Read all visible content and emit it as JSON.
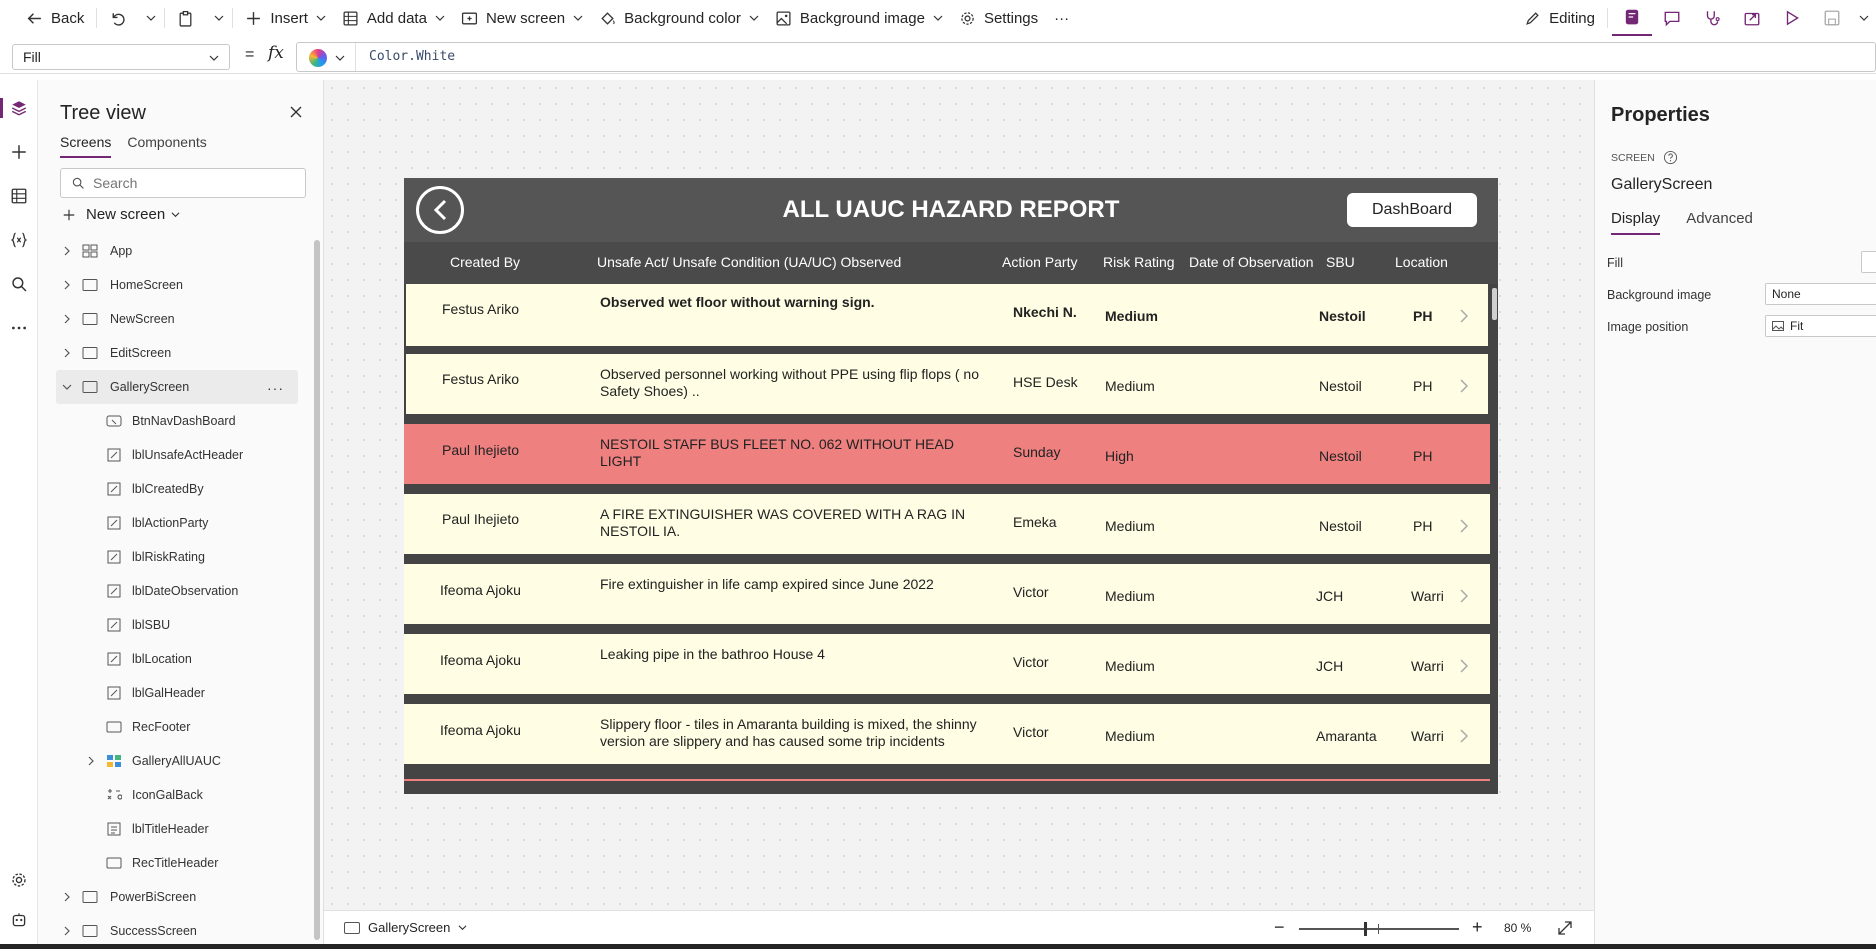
{
  "toolbar": {
    "back": "Back",
    "insert": "Insert",
    "add_data": "Add data",
    "new_screen": "New screen",
    "background_color": "Background color",
    "background_image": "Background image",
    "settings": "Settings",
    "more": "···",
    "editing": "Editing"
  },
  "formula": {
    "property": "Fill",
    "equals": "=",
    "fx": "fx",
    "value": "Color.White"
  },
  "tree": {
    "title": "Tree view",
    "tabs": [
      "Screens",
      "Components"
    ],
    "search_placeholder": "Search",
    "new_screen": "New screen",
    "items": [
      {
        "label": "App",
        "icon": "app-icon"
      },
      {
        "label": "HomeScreen",
        "icon": "screen-icon"
      },
      {
        "label": "NewScreen",
        "icon": "screen-icon"
      },
      {
        "label": "EditScreen",
        "icon": "screen-icon"
      },
      {
        "label": "GalleryScreen",
        "icon": "screen-icon"
      },
      {
        "label": "BtnNavDashBoard",
        "icon": "button-icon"
      },
      {
        "label": "lblUnsafeActHeader",
        "icon": "label-icon"
      },
      {
        "label": "lblCreatedBy",
        "icon": "label-icon"
      },
      {
        "label": "lblActionParty",
        "icon": "label-icon"
      },
      {
        "label": "lblRiskRating",
        "icon": "label-icon"
      },
      {
        "label": "lblDateObservation",
        "icon": "label-icon"
      },
      {
        "label": "lblSBU",
        "icon": "label-icon"
      },
      {
        "label": "lblLocation",
        "icon": "label-icon"
      },
      {
        "label": "lblGalHeader",
        "icon": "label-icon"
      },
      {
        "label": "RecFooter",
        "icon": "rectangle-icon"
      },
      {
        "label": "GalleryAllUAUC",
        "icon": "gallery-icon"
      },
      {
        "label": "IconGalBack",
        "icon": "icon-control-icon"
      },
      {
        "label": "lblTitleHeader",
        "icon": "text-icon"
      },
      {
        "label": "RecTitleHeader",
        "icon": "rectangle-icon"
      },
      {
        "label": "PowerBiScreen",
        "icon": "screen-icon"
      },
      {
        "label": "SuccessScreen",
        "icon": "screen-icon"
      }
    ]
  },
  "app": {
    "title": "ALL UAUC HAZARD REPORT",
    "dashboard_button": "DashBoard",
    "columns": {
      "created_by": "Created By",
      "unsafe_act": "Unsafe Act/ Unsafe Condition (UA/UC) Observed",
      "action_party": "Action Party",
      "risk_rating": "Risk Rating",
      "date": "Date of Observation",
      "sbu": "SBU",
      "location": "Location"
    },
    "rows": [
      {
        "created_by": "Festus Ariko",
        "observation": "Observed wet floor without warning sign.",
        "action_party": "Nkechi N.",
        "risk": "Medium",
        "sbu": "Nestoil",
        "location": "PH"
      },
      {
        "created_by": "Festus Ariko",
        "observation": "Observed personnel working without PPE using flip flops ( no Safety Shoes) ..",
        "action_party": "HSE Desk",
        "risk": "Medium",
        "sbu": "Nestoil",
        "location": "PH"
      },
      {
        "created_by": "Paul Ihejieto",
        "observation": "NESTOIL STAFF BUS FLEET NO. 062 WITHOUT HEAD LIGHT",
        "action_party": "Sunday",
        "risk": "High",
        "sbu": "Nestoil",
        "location": "PH"
      },
      {
        "created_by": "Paul Ihejieto",
        "observation": "A FIRE EXTINGUISHER WAS COVERED WITH A RAG IN NESTOIL IA.",
        "action_party": "Emeka",
        "risk": "Medium",
        "sbu": "Nestoil",
        "location": "PH"
      },
      {
        "created_by": "Ifeoma Ajoku",
        "observation": "Fire extinguisher in life camp expired since  June 2022",
        "action_party": "Victor",
        "risk": "Medium",
        "sbu": "JCH",
        "location": "Warri"
      },
      {
        "created_by": "Ifeoma Ajoku",
        "observation": "Leaking pipe in the bathroo House 4",
        "action_party": "Victor",
        "risk": "Medium",
        "sbu": "JCH",
        "location": "Warri"
      },
      {
        "created_by": "Ifeoma Ajoku",
        "observation": "Slippery floor - tiles in Amaranta building is mixed, the shinny version are slippery and has caused some trip incidents",
        "action_party": "Victor",
        "risk": "Medium",
        "sbu": "Amaranta",
        "location": "Warri"
      }
    ],
    "colors": {
      "row": "#fffde3",
      "high_row": "#ef8080",
      "header": "#555555"
    }
  },
  "canvas": {
    "screen_selector": "GalleryScreen",
    "zoom_minus": "−",
    "zoom_plus": "+",
    "zoom": "80 %"
  },
  "properties": {
    "title": "Properties",
    "type": "SCREEN",
    "name": "GalleryScreen",
    "tabs": [
      "Display",
      "Advanced"
    ],
    "fill_label": "Fill",
    "bg_image_label": "Background image",
    "bg_image_value": "None",
    "image_position_label": "Image position",
    "image_position_value": "Fit"
  },
  "accent": "#742774"
}
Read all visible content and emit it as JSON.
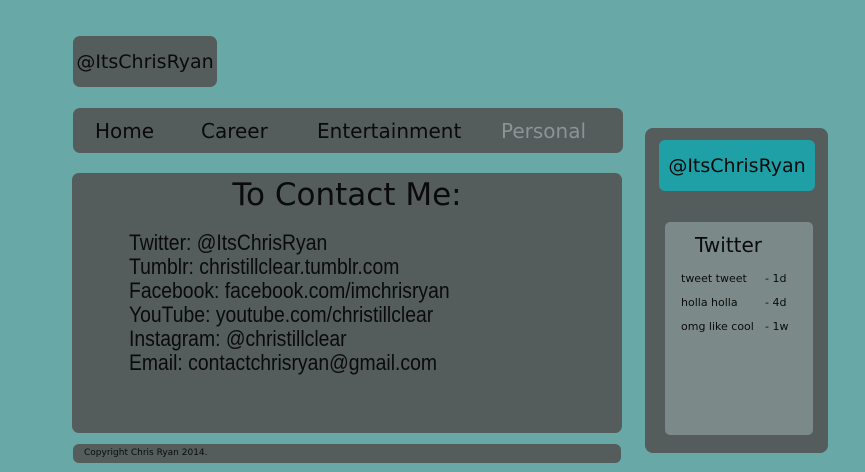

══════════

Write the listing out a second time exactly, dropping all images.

Read all visible content and emit it as JSON.
{
  "toolbar": {
    "back": "Back",
    "insert": "Insert",
    "add_data": "Add data",
    "new_screen": "New screen",
    "background_color": "Background color",
    "background_image": "Background image",
    "settings": "Settings",
    "more": "···",
    "editing": "Editing"
  },
  "formula": {
    "property": "Fill",
    "equals": "=",
    "fx": "fx",
    "value": "Color.White"
  },
  "tree": {
    "title": "Tree view",
    "tabs": [
      "Screens",
      "Components"
    ],
    "search_placeholder": "Search",
    "new_screen": "New screen",
    "items": [
      {
        "label": "App",
        "icon": "app-icon"
      },
      {
        "label": "HomeScreen",
        "icon": "screen-icon"
      },
      {
        "label": "NewScreen",
        "icon": "screen-icon"
      },
      {
        "label": "EditScreen",
        "icon": "screen-icon"
      },
      {
        "label": "GalleryScreen",
        "icon": "screen-icon"
      },
      {
        "label": "BtnNavDashBoard",
        "icon": "button-icon"
      },
      {
        "label": "lblUnsafeActHeader",
        "icon": "label-icon"
      },
      {
        "label": "lblCreatedBy",
        "icon": "label-icon"
      },
      {
        "label": "lblActionParty",
        "icon": "label-icon"
      },
      {
        "label": "lblRiskRating",
        "icon": "label-icon"
      },
      {
        "label": "lblDateObservation",
        "icon": "label-icon"
      },
      {
        "label": "lblSBU",
        "icon": "label-icon"
      },
      {
        "label": "lblLocation",
        "icon": "label-icon"
      },
      {
        "label": "lblGalHeader",
        "icon": "label-icon"
      },
      {
        "label": "RecFooter",
        "icon": "rectangle-icon"
      },
      {
        "label": "GalleryAllUAUC",
        "icon": "gallery-icon"
      },
      {
        "label": "IconGalBack",
        "icon": "icon-control-icon"
      },
      {
        "label": "lblTitleHeader",
        "icon": "text-icon"
      },
      {
        "label": "RecTitleHeader",
        "icon": "rectangle-icon"
      },
      {
        "label": "PowerBiScreen",
        "icon": "screen-icon"
      },
      {
        "label": "SuccessScreen",
        "icon": "screen-icon"
      }
    ]
  },
  "app": {
    "title": "ALL UAUC HAZARD REPORT",
    "dashboard_button": "DashBoard",
    "columns": {
      "created_by": "Created By",
      "unsafe_act": "Unsafe Act/ Unsafe Condition (UA/UC) Observed",
      "action_party": "Action Party",
      "risk_rating": "Risk Rating",
      "date": "Date of Observation",
      "sbu": "SBU",
      "location": "Location"
    },
    "rows": [
      {
        "created_by": "Festus Ariko",
        "observation": "Observed wet floor without warning sign.",
        "action_party": "Nkechi N.",
        "risk": "Medium",
        "sbu": "Nestoil",
        "location": "PH"
      },
      {
        "created_by": "Festus Ariko",
        "observation": "Observed personnel working without PPE using flip flops ( no Safety Shoes) ..",
        "action_party": "HSE Desk",
        "risk": "Medium",
        "sbu": "Nestoil",
        "location": "PH"
      },
      {
        "created_by": "Paul Ihejieto",
        "observation": "NESTOIL STAFF BUS FLEET NO. 062 WITHOUT HEAD LIGHT",
        "action_party": "Sunday",
        "risk": "High",
        "sbu": "Nestoil",
        "location": "PH"
      },
      {
        "created_by": "Paul Ihejieto",
        "observation": "A FIRE EXTINGUISHER WAS COVERED WITH A RAG IN NESTOIL IA.",
        "action_party": "Emeka",
        "risk": "Medium",
        "sbu": "Nestoil",
        "location": "PH"
      },
      {
        "created_by": "Ifeoma Ajoku",
        "observation": "Fire extinguisher in life camp expired since  June 2022",
        "action_party": "Victor",
        "risk": "Medium",
        "sbu": "JCH",
        "location": "Warri"
      },
      {
        "created_by": "Ifeoma Ajoku",
        "observation": "Leaking pipe in the bathroo House 4",
        "action_party": "Victor",
        "risk": "Medium",
        "sbu": "JCH",
        "location": "Warri"
      },
      {
        "created_by": "Ifeoma Ajoku",
        "observation": "Slippery floor - tiles in Amaranta building is mixed, the shinny version are slippery and has caused some trip incidents",
        "action_party": "Victor",
        "risk": "Medium",
        "sbu": "Amaranta",
        "location": "Warri"
      }
    ],
    "colors": {
      "row": "#fffde3",
      "high_row": "#ef8080",
      "header": "#555555"
    }
  },
  "canvas": {
    "screen_selector": "GalleryScreen",
    "zoom_minus": "−",
    "zoom_plus": "+",
    "zoom": "80 %"
  },
  "properties": {
    "title": "Properties",
    "type": "SCREEN",
    "name": "GalleryScreen",
    "tabs": [
      "Display",
      "Advanced"
    ],
    "fill_label": "Fill",
    "bg_image_label": "Background image",
    "bg_image_value": "None",
    "image_position_label": "Image position",
    "image_position_value": "Fit"
  },
  "accent": "#742774"
}
Read all visible content and emit it as JSON.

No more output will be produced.